Scientists have created a portable device that conducts kidney tests and transmits the data through a smartphone attachment, according to a study published in the journal Lab on a Chip.

Researchers from University of California, Los Angeles (UCLA), say the device could significantly reduce the need for frequent clinician visits for diabetes sufferers, and those with chronic kidney conditions.

The device, which weighs around 148g (one-third of a pound) and attaches to the camera of a smartphone, can analyze the level of albumin present within a person's urine.

Albumin is a protein found in blood. When found in urine, this is a sign that the kidney is damaged.

There are two small fluorescent disposable test tubes attached to the device. One contains a control liquid, and the other contains a urine sample mixed with fluorescent dyes.

Once the urine sample is injected into the device using a small syringe, the device projects a beam of visible light through the test tubes. The camera of the smartphone captures this light after it passes through an extra lens.
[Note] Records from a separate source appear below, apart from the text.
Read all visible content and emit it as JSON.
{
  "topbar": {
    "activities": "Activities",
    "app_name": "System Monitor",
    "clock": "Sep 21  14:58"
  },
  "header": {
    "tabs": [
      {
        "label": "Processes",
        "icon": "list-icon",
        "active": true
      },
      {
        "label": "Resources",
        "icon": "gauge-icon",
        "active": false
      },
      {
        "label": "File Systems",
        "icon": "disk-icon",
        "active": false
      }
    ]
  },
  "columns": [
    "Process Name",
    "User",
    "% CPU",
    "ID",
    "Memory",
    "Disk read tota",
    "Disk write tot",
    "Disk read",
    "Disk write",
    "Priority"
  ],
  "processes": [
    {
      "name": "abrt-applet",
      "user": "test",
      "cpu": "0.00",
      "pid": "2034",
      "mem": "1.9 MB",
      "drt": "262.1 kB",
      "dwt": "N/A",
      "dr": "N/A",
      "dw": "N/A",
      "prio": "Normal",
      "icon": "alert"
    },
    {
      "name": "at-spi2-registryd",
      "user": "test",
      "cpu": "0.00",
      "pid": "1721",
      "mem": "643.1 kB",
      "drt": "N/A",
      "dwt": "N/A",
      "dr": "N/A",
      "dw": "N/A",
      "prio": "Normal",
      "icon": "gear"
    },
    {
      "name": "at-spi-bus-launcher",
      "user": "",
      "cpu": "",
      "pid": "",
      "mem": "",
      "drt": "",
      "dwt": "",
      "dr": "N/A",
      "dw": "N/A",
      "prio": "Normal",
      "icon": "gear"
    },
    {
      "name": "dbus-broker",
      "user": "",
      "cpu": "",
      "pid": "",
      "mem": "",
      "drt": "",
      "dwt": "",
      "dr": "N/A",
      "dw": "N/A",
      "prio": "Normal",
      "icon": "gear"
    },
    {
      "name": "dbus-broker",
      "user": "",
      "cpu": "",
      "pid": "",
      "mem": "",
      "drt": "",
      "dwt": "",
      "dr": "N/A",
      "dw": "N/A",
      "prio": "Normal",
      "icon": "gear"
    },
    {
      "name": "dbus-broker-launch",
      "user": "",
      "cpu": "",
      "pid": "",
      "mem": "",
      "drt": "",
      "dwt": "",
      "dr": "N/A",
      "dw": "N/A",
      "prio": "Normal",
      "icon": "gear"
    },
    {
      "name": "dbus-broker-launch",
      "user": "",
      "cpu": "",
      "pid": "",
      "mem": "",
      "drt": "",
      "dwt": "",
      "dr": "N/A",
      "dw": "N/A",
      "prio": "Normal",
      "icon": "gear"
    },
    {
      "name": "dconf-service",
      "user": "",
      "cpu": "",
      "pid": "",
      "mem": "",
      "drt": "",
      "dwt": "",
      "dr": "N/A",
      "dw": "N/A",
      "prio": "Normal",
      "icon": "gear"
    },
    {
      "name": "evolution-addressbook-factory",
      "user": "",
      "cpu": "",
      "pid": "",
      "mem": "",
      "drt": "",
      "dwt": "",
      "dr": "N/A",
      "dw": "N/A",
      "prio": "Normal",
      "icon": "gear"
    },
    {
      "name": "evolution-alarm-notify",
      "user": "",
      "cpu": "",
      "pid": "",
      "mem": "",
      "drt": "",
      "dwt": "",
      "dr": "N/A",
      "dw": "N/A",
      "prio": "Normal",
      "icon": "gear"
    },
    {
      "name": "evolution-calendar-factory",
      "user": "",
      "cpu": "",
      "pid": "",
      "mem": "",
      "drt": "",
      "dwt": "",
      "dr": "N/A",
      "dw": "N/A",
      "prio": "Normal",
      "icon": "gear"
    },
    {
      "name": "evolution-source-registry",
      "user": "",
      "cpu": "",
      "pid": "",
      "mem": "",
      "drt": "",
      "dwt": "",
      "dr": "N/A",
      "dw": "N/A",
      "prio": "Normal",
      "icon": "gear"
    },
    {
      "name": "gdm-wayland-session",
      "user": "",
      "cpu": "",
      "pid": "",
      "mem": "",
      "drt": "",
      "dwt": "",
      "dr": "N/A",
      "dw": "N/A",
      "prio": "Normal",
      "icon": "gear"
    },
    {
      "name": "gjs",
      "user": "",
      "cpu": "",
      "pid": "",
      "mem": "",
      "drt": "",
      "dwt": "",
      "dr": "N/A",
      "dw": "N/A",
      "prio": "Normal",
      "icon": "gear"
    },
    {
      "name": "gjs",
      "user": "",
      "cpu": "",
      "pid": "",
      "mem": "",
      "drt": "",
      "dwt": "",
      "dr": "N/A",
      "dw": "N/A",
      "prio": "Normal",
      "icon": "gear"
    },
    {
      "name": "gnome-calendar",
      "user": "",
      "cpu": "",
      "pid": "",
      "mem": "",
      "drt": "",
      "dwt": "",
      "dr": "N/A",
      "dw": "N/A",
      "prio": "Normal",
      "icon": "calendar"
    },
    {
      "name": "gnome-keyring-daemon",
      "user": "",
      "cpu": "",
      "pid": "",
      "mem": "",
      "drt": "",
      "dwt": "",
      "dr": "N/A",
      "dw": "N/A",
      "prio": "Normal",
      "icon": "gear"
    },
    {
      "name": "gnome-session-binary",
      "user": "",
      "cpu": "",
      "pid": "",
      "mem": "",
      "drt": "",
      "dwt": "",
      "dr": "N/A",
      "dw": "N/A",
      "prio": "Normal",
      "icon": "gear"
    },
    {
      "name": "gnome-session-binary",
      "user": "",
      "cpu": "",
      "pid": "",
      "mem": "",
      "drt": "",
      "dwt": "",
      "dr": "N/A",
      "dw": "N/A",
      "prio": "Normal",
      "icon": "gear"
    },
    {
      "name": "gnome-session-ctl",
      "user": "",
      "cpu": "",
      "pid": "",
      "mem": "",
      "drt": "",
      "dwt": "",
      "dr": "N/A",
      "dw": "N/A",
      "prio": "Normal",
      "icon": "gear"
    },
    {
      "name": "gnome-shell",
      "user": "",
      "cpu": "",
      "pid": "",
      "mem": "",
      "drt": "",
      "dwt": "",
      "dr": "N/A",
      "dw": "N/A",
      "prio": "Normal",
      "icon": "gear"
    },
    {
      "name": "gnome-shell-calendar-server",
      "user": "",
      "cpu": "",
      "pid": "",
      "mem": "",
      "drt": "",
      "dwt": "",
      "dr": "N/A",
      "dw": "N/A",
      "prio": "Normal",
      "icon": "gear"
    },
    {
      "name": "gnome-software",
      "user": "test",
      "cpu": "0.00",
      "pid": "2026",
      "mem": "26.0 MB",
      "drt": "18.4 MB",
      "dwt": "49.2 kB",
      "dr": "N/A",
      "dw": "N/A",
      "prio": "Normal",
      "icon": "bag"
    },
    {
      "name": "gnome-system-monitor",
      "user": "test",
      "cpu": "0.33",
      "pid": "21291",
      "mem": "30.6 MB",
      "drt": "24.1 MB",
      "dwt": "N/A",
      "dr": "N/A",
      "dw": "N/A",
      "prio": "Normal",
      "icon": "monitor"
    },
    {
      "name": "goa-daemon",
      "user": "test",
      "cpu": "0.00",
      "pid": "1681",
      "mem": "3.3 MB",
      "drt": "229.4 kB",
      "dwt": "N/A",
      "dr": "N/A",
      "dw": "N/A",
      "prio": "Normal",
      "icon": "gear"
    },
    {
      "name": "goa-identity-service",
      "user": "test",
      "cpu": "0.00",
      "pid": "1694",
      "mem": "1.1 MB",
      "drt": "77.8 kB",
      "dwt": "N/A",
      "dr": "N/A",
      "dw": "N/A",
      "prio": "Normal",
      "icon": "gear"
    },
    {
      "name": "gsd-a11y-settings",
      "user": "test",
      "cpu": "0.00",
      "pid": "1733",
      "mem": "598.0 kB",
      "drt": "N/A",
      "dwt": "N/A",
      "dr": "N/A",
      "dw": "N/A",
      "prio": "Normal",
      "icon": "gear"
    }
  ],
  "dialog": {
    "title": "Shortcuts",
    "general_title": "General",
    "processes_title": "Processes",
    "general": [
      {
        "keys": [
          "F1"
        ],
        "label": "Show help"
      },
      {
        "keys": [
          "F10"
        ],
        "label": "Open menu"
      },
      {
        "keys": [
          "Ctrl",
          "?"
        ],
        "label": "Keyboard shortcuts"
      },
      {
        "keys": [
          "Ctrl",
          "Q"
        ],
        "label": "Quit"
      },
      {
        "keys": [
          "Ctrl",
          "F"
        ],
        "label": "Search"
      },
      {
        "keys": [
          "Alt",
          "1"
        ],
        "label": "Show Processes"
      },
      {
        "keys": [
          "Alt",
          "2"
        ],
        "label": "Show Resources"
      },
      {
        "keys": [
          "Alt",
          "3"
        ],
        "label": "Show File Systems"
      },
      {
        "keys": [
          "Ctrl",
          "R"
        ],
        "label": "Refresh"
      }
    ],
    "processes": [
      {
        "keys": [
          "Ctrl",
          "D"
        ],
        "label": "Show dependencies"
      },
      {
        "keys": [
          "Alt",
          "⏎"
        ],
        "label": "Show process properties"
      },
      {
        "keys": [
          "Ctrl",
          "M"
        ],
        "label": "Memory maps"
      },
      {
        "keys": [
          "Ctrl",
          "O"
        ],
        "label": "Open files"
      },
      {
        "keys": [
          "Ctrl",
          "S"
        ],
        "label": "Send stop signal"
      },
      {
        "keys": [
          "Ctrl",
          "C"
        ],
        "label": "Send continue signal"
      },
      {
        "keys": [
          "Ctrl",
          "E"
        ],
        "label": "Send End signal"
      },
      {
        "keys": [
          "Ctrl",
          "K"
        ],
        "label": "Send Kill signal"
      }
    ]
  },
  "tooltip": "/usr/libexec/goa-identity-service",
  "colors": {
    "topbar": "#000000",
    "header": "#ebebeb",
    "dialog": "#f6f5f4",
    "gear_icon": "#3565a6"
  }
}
Using an Android or iPhone application, the raw images are processed in less than one second. The device then sends the results of the test to a database or health care provider.

The scientists say the test is accurate to within less than 10 micrograms per mm. They add that this accuracy is within the accepted clinical standards used to diagnose conditions such as microalbuminuria - the excretion of albumin in urine.

The study authors say:

This automated albumin testing tool running on a smartphone could be useful for early diagnosis of kidney disease or for monitoring of chronic patients, especially those suffering from diabetes, hypertension, and/or cardiovascular diseases."

Aydogan Ozcan, professor of electrical engineering and bioengineering at the UCLA Henry Samueli School of Engineering and Applied Science, adds:

"This device provides an extremely convenient platform for chronic patients at home or in remote locations where cell phones work."

The study authors add that the test will take around 5 minutes in total, and that the estimated cost of the device commercially would be around $50-$100 per unit.

The portable smartphone device, weighing around 148g, can test for levels of albumin present in urine.

Photo credit: Ozcan Research Group.

The idea of using smartphone applications as a way of diagnosing ailments is a growing trend.

A recent study by UK researchers unveiled the development of a portable eye clinic in a smartphone, able to diagnose cataracts, check prescriptions for vision lenses, and even check the retina for signs of disease.

Another development from US researchers this year was a smartphone app launched in March 2013 that can provide a clinical diagnosis of skin cancer within 24 hours of testing.

Test your kidney function with your mobile phone @SensUs biosensor competition 2016 (Video Medical And Professional 2020).

Section Issues On Medicine: Medical practice